■ Work item
All lines below containing "JSON" are to be listed.

■ Record excerpts
*****

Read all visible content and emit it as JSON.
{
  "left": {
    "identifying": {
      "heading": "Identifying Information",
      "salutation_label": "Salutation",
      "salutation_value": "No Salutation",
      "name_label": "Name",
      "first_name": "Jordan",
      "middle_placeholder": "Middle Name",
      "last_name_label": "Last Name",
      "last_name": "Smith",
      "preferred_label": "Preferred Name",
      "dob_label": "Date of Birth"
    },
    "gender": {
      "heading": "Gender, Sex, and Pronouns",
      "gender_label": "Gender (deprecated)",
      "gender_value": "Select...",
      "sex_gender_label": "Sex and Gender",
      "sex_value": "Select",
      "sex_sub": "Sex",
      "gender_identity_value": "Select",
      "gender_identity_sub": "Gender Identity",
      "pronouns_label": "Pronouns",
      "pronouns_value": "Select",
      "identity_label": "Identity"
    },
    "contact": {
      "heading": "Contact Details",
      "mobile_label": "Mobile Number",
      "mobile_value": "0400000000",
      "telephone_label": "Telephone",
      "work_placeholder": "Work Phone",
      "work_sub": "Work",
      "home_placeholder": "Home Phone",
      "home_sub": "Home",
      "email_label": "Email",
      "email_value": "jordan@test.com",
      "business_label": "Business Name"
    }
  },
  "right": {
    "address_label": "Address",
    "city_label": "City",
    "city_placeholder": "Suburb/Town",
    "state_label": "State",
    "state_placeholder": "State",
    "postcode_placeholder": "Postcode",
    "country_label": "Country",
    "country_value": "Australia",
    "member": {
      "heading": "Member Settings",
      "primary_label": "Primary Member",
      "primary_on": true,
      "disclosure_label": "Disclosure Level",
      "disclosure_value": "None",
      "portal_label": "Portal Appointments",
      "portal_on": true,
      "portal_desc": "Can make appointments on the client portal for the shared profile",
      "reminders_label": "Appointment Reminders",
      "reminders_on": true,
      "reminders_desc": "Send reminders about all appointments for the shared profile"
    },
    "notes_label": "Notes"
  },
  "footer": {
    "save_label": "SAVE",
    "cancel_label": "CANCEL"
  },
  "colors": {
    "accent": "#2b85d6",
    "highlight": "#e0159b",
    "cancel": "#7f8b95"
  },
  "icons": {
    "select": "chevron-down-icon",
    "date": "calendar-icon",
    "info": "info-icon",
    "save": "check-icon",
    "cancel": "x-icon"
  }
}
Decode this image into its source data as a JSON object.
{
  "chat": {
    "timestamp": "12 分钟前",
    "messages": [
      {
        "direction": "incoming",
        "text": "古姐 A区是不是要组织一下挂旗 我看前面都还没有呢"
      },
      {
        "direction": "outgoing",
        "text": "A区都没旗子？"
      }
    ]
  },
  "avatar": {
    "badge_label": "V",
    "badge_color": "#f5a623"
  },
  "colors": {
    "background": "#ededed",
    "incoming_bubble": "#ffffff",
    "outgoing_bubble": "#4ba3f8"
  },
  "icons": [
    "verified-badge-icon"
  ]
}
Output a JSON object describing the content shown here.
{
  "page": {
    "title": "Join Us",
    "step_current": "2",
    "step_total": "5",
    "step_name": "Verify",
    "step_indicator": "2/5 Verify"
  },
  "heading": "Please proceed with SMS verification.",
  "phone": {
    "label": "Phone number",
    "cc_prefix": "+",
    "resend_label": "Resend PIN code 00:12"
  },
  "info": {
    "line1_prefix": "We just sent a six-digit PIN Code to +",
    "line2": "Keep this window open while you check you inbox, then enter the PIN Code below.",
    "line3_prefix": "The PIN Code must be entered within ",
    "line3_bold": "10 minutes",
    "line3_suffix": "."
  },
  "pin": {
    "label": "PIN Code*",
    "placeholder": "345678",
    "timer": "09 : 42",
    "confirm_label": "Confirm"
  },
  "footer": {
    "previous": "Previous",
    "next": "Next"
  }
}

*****

■ Your solution
Read all visible content and emit it as JSON.
Decode this image into its source data as a JSON object.
Output a JSON object describing the content shown here.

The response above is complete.